There is a major online real estate company in the UK that is currently running an ad on radio which I find disturbing. In this commercial an empty nest couple are discussing the kids having left, but their rooms and childhood belongings remain in place for their eventual visits. It is then that there is a message ringtone and they shift their stance and say “after all its only a bunch of old junk.” The indication is that they just saw how much money they could make by selling their home. What makes it worse in my view is the company spokesperson then over dubs saying that said company “knows the real value of your home.”
Of your home? Of your house maybe, the harsh impersonal sale price of the bricks and mortar, but the property in and of itself is not what makes a home! Home is an intangible full of relationships, emotions, and memories. A house might be only a house, but a home is so much more.
We are bombarded by such messages. Advertising and “social influencers” strive to indoctrinate us into the lie of image. Life, however, isn’t about the number of your followers. It isn’t about sexualising our toddlers with “mini make-up” and “sexy clothes.” Yes, the stuff is for sale online, not to mention preteen pageants and the like. Films and game have gratuitous sex and violence, and television is awash with swearing – all in the name of ratings and advertising revenue.
We as a society have gotten so tied up in “what’s in it for me,” and the “bottom lines,” that we are beginning to miss the real values of life. Even our “altruistic” politicing is often reduced to the image we produce. It isn’t, if we are honest, always about social justice, but rather that WE seem to be champions of the cause. Worse still these are fluid. Global warming is eclipsed by race relations, that is eclipsed by gender politics, that is eclipsed . . . .
I am not saying that all well meaning people are just going through the motions, most probably aren’t, but when our own reputations, wealth, etc., dictate our “bottom lines” we need to pause and take stock. Just like the message in the real estate ad. Have we missed something when “home” just means a house, or justice means just making some noise about something?
Others will stay home, and watch their television sets
There will be those armed to the teeth
Others will trust the good of humanity,
And that disruption will be brief
Some on the Right will have the their militias
So will the Left, but odds are they will miss ya
The attached photo struck my fancy and gave rise to the idea of what a Liberal militia might be like. Okay, that said, it is rather tongue in cheek as I am generally left of centre in my views, though I am also an 0311 infantryman. So please read it as a bit of fun.

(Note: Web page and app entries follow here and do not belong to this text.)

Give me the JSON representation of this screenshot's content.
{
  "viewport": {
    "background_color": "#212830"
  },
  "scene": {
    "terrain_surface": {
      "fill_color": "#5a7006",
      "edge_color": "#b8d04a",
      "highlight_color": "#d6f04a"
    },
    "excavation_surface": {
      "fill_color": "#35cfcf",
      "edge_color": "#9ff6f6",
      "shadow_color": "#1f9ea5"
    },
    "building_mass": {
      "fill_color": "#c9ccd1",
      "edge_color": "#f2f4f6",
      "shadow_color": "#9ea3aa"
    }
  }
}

It was the most acrimonious meeting of the Neighbourhood Association that anyone could remember. It was even worse that the one where the “foreign” family broke protocol and used cooking ingredients not on the “approved list,” for the annual Founder’s Day picnic.
“It breaks with tradition, and we all know how important tradition is,” Margery Cooke said authoritatively as others nodded in agreement.
“But times are changing,” Mable Hunt retorted, to applause of as few of the more progressive members.
“Well that might be all well and good over in Highland Park, but it won’t wash here in Pleasant Acres,” Margery countered.
In the end there was a very tense vote, and with the breaking of tradition the motion passed by the margin of three votes. Times were indeed changing in Pleasant Acres and the hanging baskets on Main Street were going to feature purple rather than red petunias this year. It was quite the coup.
Will and Eva sat comfortably before the fireplace in their snuggery enjoying a hot mug of cocoa. As Eva took a sip, she scanned the sea of packages adorned in red and gold wrapping paper, and her attention was drawn to the star atop the decorated evergreen.
“Will – Honey, do you ever think about the star on the tree?”
“What about it? Do you think we should have got a fairy instead?” he replied.
“No, and they’re not fairies, they are angels. It’s all about the story about shepherds following a star, and bringing a lamb to baby Jesus. Don’t you remember that from primary school?”
“Something like that, but wasn’t it a bunch of kings? I was a king in Year Four,” Will said reflectively.
“Yeah, that’s the story,” Eva said. “And I was sure it was shepherds because I remember, Danny Bowman had a tie-died tea-towel as a hat.”
“What were you? Mary I suppose?” Will queried.
“No, I was panda. You know, one of the animals in the barn. It was the onesie I had so mum didn’t have to buy a costume.”
“Anyway, that star and the shepherds. I bet they were cold out in that field when they were taking care of all those lambs.”
“I guess so,” Will replied a bit puzzled.
“Well I was thinking it’s cold tonight too and though I doubt there are any shepherd out there, I bet there are some homeless people. It was really cold last night too, and there was a lot of frost. The thought of it even makes me shiver. What if we take that extra pair of mittens that Aunt Martha sent you, and give them to one of the homeless people?”
“Kind of like King Winzaluss, giving alms, huh?” Will asked.
“Yeah, then we will really have the meaning of Xmas,” Eva said.
“Okay, but let’s wait till the morning when it’s warmer,” Will suggested.
“Good idea,” Eva said smiling as she took another sip and cuddled into Will.